--- Task details ---
Report every line of the records that includes the word "Bildirimi".

****

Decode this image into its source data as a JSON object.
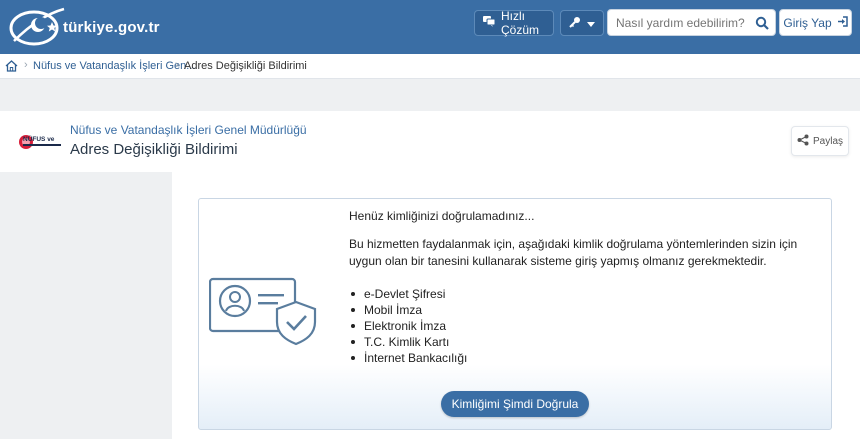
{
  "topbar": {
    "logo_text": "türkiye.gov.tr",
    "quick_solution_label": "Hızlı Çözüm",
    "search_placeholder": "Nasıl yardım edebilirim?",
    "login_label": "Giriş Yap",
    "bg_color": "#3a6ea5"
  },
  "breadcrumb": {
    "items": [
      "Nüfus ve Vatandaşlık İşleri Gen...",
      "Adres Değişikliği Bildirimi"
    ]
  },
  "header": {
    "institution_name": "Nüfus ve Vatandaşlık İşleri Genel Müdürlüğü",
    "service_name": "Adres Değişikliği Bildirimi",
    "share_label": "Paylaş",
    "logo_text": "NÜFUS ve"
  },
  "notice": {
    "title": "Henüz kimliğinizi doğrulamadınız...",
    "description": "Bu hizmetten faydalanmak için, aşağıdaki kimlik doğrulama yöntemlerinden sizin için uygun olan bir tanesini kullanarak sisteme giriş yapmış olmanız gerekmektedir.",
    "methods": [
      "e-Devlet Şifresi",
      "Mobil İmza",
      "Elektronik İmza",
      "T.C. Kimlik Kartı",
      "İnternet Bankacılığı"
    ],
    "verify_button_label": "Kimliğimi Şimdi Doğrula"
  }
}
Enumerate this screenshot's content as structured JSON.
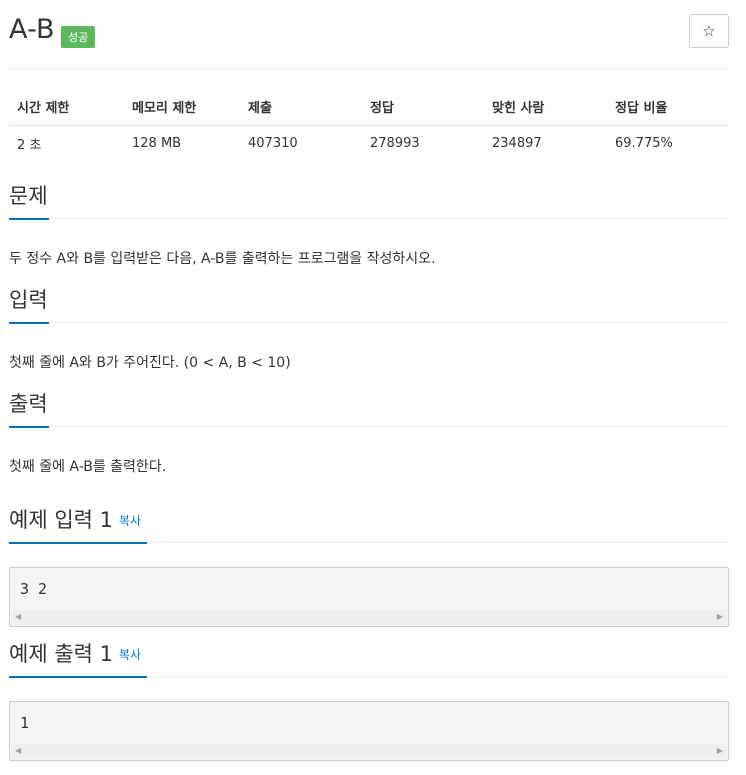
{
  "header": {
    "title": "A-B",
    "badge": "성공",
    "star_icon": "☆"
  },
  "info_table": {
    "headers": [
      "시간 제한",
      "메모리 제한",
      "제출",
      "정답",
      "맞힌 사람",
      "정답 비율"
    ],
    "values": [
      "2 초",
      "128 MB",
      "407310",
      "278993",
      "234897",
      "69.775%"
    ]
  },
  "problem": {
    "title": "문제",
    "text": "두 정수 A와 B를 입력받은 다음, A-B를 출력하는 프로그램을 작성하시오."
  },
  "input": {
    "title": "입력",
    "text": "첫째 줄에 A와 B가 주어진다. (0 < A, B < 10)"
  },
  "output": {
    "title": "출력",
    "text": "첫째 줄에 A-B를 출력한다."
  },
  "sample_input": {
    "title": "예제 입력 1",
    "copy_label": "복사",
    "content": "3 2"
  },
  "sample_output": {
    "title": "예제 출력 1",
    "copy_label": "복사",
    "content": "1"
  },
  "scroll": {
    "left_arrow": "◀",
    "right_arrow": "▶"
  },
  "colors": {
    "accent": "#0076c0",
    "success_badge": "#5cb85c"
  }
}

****

--- Completed exercise ---
      "Adres Değişikliği Bildirimi"
    "service_name": "Adres Değişikliği Bildirimi",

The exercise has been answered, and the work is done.